__WHAT THIS TASK INVOLVES__:
The reply should match the listing below character for character, except that no image is carried over.

__MATERIAL FOR THE TASK__:
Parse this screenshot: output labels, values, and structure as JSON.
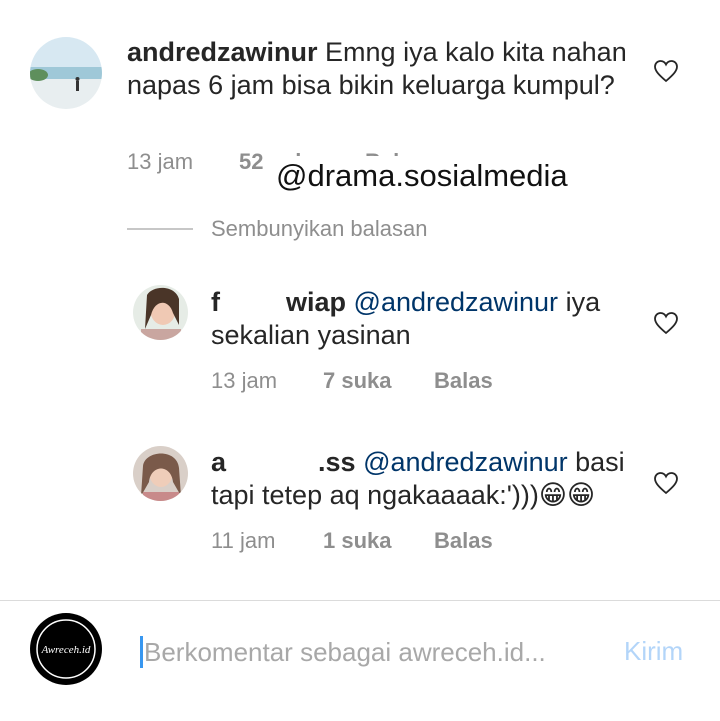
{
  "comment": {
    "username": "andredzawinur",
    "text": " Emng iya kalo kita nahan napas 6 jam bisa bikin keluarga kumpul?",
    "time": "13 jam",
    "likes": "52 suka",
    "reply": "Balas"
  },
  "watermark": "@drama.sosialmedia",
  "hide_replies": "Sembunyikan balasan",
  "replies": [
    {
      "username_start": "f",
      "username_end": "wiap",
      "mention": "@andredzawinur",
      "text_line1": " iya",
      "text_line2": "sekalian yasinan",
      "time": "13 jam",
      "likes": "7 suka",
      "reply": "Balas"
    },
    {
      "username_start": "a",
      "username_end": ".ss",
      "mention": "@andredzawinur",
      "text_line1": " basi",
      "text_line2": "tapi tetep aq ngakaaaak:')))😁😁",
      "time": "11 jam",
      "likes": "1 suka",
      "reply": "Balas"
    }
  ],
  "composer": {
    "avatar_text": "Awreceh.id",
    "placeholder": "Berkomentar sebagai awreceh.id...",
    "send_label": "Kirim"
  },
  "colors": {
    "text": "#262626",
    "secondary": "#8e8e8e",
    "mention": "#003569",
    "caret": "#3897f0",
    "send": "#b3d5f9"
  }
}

__ANSWER FOR THIS EXERCISE__:
Parse this screenshot: output labels, values, and structure as JSON.
{
  "comment": {
    "username": "andredzawinur",
    "text": " Emng iya kalo kita nahan napas 6 jam bisa bikin keluarga kumpul?",
    "time": "13 jam",
    "likes": "52 suka",
    "reply": "Balas"
  },
  "watermark": "@drama.sosialmedia",
  "hide_replies": "Sembunyikan balasan",
  "replies": [
    {
      "username_start": "f",
      "username_end": "wiap",
      "mention": "@andredzawinur",
      "text_line1": " iya",
      "text_line2": "sekalian yasinan",
      "time": "13 jam",
      "likes": "7 suka",
      "reply": "Balas"
    },
    {
      "username_start": "a",
      "username_end": ".ss",
      "mention": "@andredzawinur",
      "text_line1": " basi",
      "text_line2": "tapi tetep aq ngakaaaak:')))😁😁",
      "time": "11 jam",
      "likes": "1 suka",
      "reply": "Balas"
    }
  ],
  "composer": {
    "avatar_text": "Awreceh.id",
    "placeholder": "Berkomentar sebagai awreceh.id...",
    "send_label": "Kirim"
  },
  "colors": {
    "text": "#262626",
    "secondary": "#8e8e8e",
    "mention": "#003569",
    "caret": "#3897f0",
    "send": "#b3d5f9"
  }
}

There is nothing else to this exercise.